**Source records:**
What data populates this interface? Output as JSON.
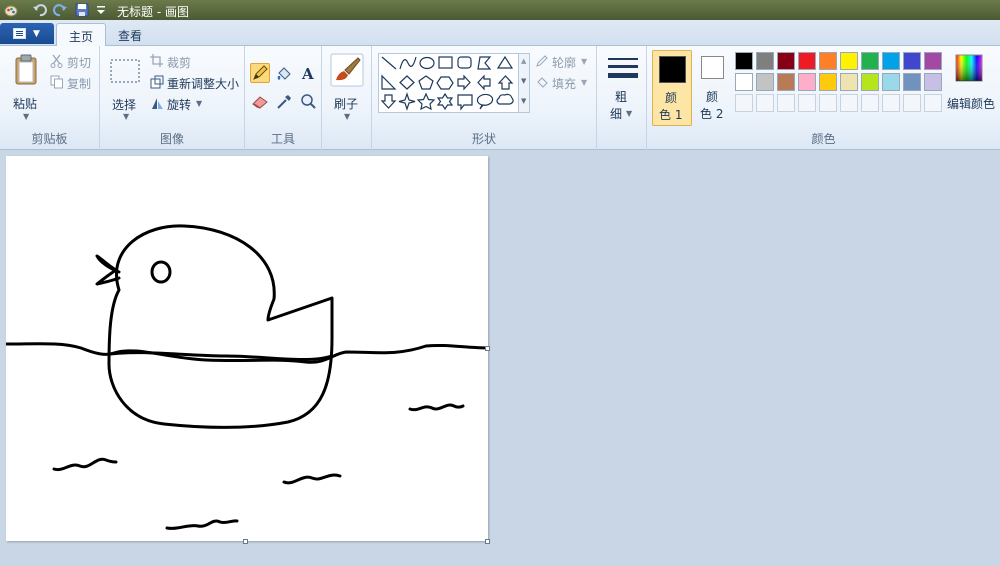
{
  "window": {
    "title": "无标题 - 画图"
  },
  "tabs": {
    "home": "主页",
    "view": "查看"
  },
  "clipboard": {
    "paste": "粘贴",
    "cut": "剪切",
    "copy": "复制",
    "group_label": "剪贴板"
  },
  "image": {
    "select": "选择",
    "crop": "裁剪",
    "resize": "重新调整大小",
    "rotate": "旋转",
    "group_label": "图像"
  },
  "tools": {
    "group_label": "工具",
    "active": "pencil"
  },
  "brushes": {
    "label": "刷子"
  },
  "shapes": {
    "outline": "轮廓",
    "fill": "填充",
    "group_label": "形状"
  },
  "size": {
    "label_top": "粗",
    "label_bottom": "细"
  },
  "colors": {
    "color1_top": "颜",
    "color1_bottom": "色 1",
    "color2_top": "颜",
    "color2_bottom": "色 2",
    "edit": "编辑颜色",
    "group_label": "颜色",
    "color1": "#000000",
    "color2": "#ffffff",
    "palette_row1": [
      "#000000",
      "#7f7f7f",
      "#880015",
      "#ed1c24",
      "#ff7f27",
      "#fff200",
      "#22b14c",
      "#00a2e8",
      "#3f48cc",
      "#a349a4"
    ],
    "palette_row2": [
      "#ffffff",
      "#c3c3c3",
      "#b97a57",
      "#ffaec9",
      "#ffc90e",
      "#efe4b0",
      "#b5e61d",
      "#99d9ea",
      "#7092be",
      "#c8bfe7"
    ]
  }
}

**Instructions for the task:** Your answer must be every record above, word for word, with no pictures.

**Task answer:**
What data populates this interface? Output as JSON.
{
  "window": {
    "title": "无标题 - 画图"
  },
  "tabs": {
    "home": "主页",
    "view": "查看"
  },
  "clipboard": {
    "paste": "粘贴",
    "cut": "剪切",
    "copy": "复制",
    "group_label": "剪贴板"
  },
  "image": {
    "select": "选择",
    "crop": "裁剪",
    "resize": "重新调整大小",
    "rotate": "旋转",
    "group_label": "图像"
  },
  "tools": {
    "group_label": "工具",
    "active": "pencil"
  },
  "brushes": {
    "label": "刷子"
  },
  "shapes": {
    "outline": "轮廓",
    "fill": "填充",
    "group_label": "形状"
  },
  "size": {
    "label_top": "粗",
    "label_bottom": "细"
  },
  "colors": {
    "color1_top": "颜",
    "color1_bottom": "色 1",
    "color2_top": "颜",
    "color2_bottom": "色 2",
    "edit": "编辑颜色",
    "group_label": "颜色",
    "color1": "#000000",
    "color2": "#ffffff",
    "palette_row1": [
      "#000000",
      "#7f7f7f",
      "#880015",
      "#ed1c24",
      "#ff7f27",
      "#fff200",
      "#22b14c",
      "#00a2e8",
      "#3f48cc",
      "#a349a4"
    ],
    "palette_row2": [
      "#ffffff",
      "#c3c3c3",
      "#b97a57",
      "#ffaec9",
      "#ffc90e",
      "#efe4b0",
      "#b5e61d",
      "#99d9ea",
      "#7092be",
      "#c8bfe7"
    ]
  }
}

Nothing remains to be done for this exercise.